◆ Task details
Exact reproduction of all the data is required, with pictures excluded.
── Data for this exercise ──
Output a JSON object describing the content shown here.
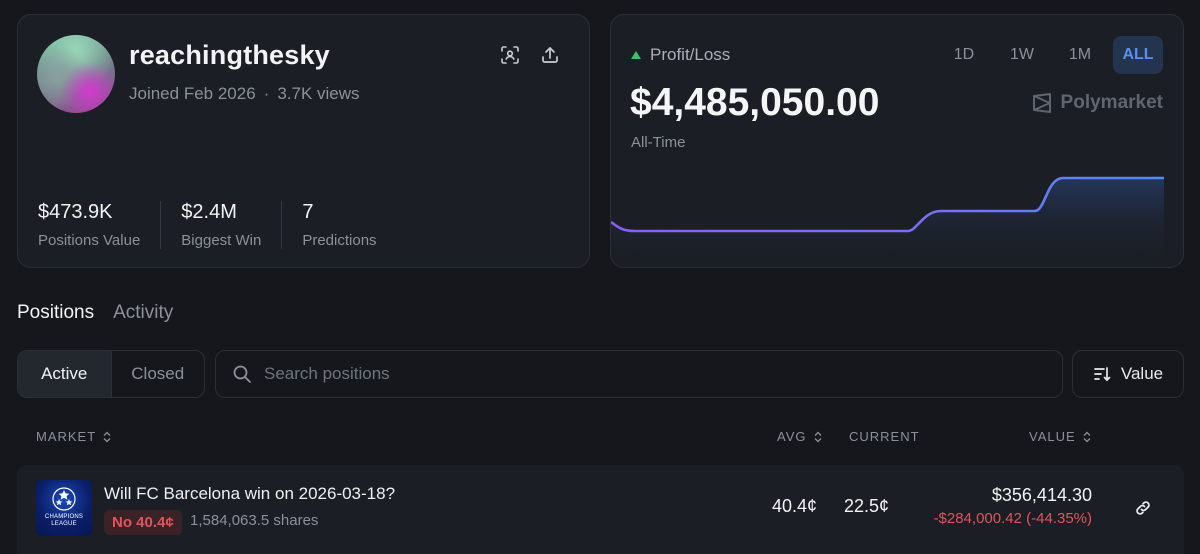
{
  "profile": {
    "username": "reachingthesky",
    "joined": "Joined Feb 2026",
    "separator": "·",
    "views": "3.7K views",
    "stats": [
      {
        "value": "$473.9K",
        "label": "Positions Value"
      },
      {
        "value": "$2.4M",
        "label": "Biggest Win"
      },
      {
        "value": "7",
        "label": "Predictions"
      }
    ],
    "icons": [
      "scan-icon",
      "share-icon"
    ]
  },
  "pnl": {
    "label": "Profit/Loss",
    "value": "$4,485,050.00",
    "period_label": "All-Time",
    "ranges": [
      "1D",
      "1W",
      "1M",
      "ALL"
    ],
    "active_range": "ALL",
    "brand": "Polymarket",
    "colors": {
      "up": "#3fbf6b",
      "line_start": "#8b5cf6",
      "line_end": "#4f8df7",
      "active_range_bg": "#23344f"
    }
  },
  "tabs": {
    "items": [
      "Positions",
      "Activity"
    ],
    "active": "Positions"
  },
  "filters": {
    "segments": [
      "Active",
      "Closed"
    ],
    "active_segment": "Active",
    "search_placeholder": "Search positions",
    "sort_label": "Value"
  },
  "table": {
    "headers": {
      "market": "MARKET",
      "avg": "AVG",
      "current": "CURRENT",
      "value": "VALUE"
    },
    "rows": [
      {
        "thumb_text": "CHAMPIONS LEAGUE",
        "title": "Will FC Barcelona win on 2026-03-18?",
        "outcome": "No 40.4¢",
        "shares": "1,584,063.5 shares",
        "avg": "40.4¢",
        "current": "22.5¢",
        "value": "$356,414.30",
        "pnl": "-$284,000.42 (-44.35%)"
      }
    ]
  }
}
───
◆ Final answer
Output a JSON object describing the content shown here.
{
  "profile": {
    "username": "reachingthesky",
    "joined": "Joined Feb 2026",
    "separator": "·",
    "views": "3.7K views",
    "stats": [
      {
        "value": "$473.9K",
        "label": "Positions Value"
      },
      {
        "value": "$2.4M",
        "label": "Biggest Win"
      },
      {
        "value": "7",
        "label": "Predictions"
      }
    ],
    "icons": [
      "scan-icon",
      "share-icon"
    ]
  },
  "pnl": {
    "label": "Profit/Loss",
    "value": "$4,485,050.00",
    "period_label": "All-Time",
    "ranges": [
      "1D",
      "1W",
      "1M",
      "ALL"
    ],
    "active_range": "ALL",
    "brand": "Polymarket",
    "colors": {
      "up": "#3fbf6b",
      "line_start": "#8b5cf6",
      "line_end": "#4f8df7",
      "active_range_bg": "#23344f"
    }
  },
  "tabs": {
    "items": [
      "Positions",
      "Activity"
    ],
    "active": "Positions"
  },
  "filters": {
    "segments": [
      "Active",
      "Closed"
    ],
    "active_segment": "Active",
    "search_placeholder": "Search positions",
    "sort_label": "Value"
  },
  "table": {
    "headers": {
      "market": "MARKET",
      "avg": "AVG",
      "current": "CURRENT",
      "value": "VALUE"
    },
    "rows": [
      {
        "thumb_text": "CHAMPIONS LEAGUE",
        "title": "Will FC Barcelona win on 2026-03-18?",
        "outcome": "No 40.4¢",
        "shares": "1,584,063.5 shares",
        "avg": "40.4¢",
        "current": "22.5¢",
        "value": "$356,414.30",
        "pnl": "-$284,000.42 (-44.35%)"
      }
    ]
  }
}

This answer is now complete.